Will we see you pop up in your pal Blac Chyna’s upcoming E! reality show with Rob Kardashian?
Nope! I don’t do reality, man. That’s her thing. I’m proud of her, she’s doing her thing, but it’s just not my thing.
The tabloid media has, it seems, started to come around on Chyna—but it took quite some time. She was initially painted negatively, as an interloper, and I think that has a lot to do with race. You received similar treatment. If you and Chyna looked like Taylor Swift, I don’t think you would’ve received the same level of tabloid scrutiny or vitriol.
They said a lot of fucked up shit about us. And I agree. The fact that we were dancers as well, people just felt like we’re just users and gold diggers, but we’re very passionate women. We love so hard. And dancing is hard work and an honest living—it’s not prostitution, that’s a different job. It’s not porn, that’s a different job. We’re not into that business and never have been. It’s just dancing and being comfortable with your body. But we’re both really good girls and love really hard, and I’m just so happy for her.
It’s a bit strange though, with the whole Tyga and Kylie thing going on as well. Because then, since Chyna has a son with Tyga, it’s like, if they get married, who’s an uncle and aunt and all that? I’m not even sure to be honest.
I mean, I don’t think Tyga and Kylie are together anymore so I’m not sure they have to worry about that now, but love is love, man! You can’t help who you fall in love with, and in this case it was Rob. It fit perfect with her. They’re great for each other.
How’s your love life going?
I’m dating and getting to know people. I’m very busy though. I’m not a convenient girl. You can’t just fly me out when you want to and have me on call. I have employees, I have a household, I have a son, I have my show, I have other businesses. I kind of just do what I do when I do it.

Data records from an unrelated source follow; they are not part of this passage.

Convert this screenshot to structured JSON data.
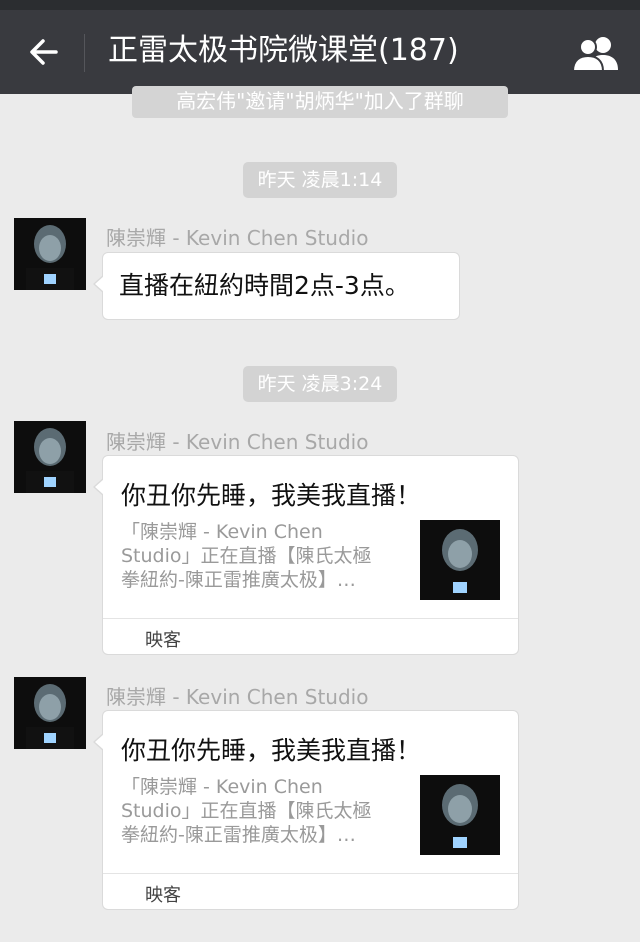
{
  "header": {
    "title": "正雷太极书院微课堂(187)",
    "back_icon": "arrow-left-icon",
    "members_icon": "group-members-icon"
  },
  "chat": {
    "system_notice": "高宏伟\"邀请\"胡炳华\"加入了群聊",
    "messages": [
      {
        "time": "昨天 凌晨1:14",
        "sender": "陳崇輝 - Kevin Chen Studio",
        "text": "直播在紐約時間2点-3点。"
      },
      {
        "time": "昨天 凌晨3:24",
        "sender": "陳崇輝 - Kevin Chen Studio",
        "card": {
          "title": "你丑你先睡，我美我直播！",
          "desc_line1": "「陳崇輝 - Kevin Chen",
          "desc_line2": "Studio」正在直播【陳氏太極",
          "desc_line3": "拳紐約-陳正雷推廣太极】…",
          "source": "映客"
        }
      },
      {
        "sender": "陳崇輝 - Kevin Chen Studio",
        "card": {
          "title": "你丑你先睡，我美我直播！",
          "desc_line1": "「陳崇輝 - Kevin Chen",
          "desc_line2": "Studio」正在直播【陳氏太極",
          "desc_line3": "拳紐約-陳正雷推廣太极】…",
          "source": "映客"
        }
      }
    ]
  },
  "colors": {
    "header_bg": "#393a3f",
    "chat_bg": "#ebebeb",
    "time_bg": "#d3d3d3"
  }
}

Is it tough to date when you’re the Amber Rose?
It’s tough to date me. One-hundred percent. My lawyer tells me all the time, “Everybody wants to date Amber Rose until they date Amber Rose.” Guys want to feel superior, and with me, I’m a boss as well. If that’s uncomfortable for you, then it’s not gonna work.

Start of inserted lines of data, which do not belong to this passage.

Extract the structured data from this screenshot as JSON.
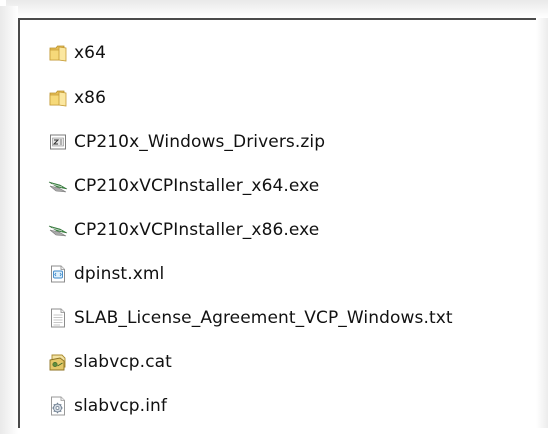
{
  "files": [
    {
      "name": "x64",
      "icon": "folder-icon"
    },
    {
      "name": "x86",
      "icon": "folder-icon"
    },
    {
      "name": "CP210x_Windows_Drivers.zip",
      "icon": "zip-file-icon"
    },
    {
      "name": "CP210xVCPInstaller_x64.exe",
      "icon": "installer-exe-icon"
    },
    {
      "name": "CP210xVCPInstaller_x86.exe",
      "icon": "installer-exe-icon"
    },
    {
      "name": "dpinst.xml",
      "icon": "xml-file-icon"
    },
    {
      "name": "SLAB_License_Agreement_VCP_Windows.txt",
      "icon": "text-file-icon"
    },
    {
      "name": "slabvcp.cat",
      "icon": "security-catalog-icon"
    },
    {
      "name": "slabvcp.inf",
      "icon": "setup-info-file-icon"
    }
  ]
}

It must generally be tough to date when you’re famous, too. I can go out and sleep with whoever I want and won’t get photographed leaving an apartment the next day, but for you, you can’t go out and just pick up a guy at a bar or club because you have to worry about whether or not they’ll yap about the encounter to Page Six or some gossip rag.
Right. That’s why somebody like me can only date somebody that’s famous, because they understand that. And then you get more judgment for that as well, because it’s like, “Why can’t you just date a regular guy?” It’s like, I can’t! It’s a risk for a lot of things, and he’ll never, ever understand my life. You don’t know what it’s like to be famous until you actually live it. You’ll never understand what it’s like. It’s a blessing… and a curse.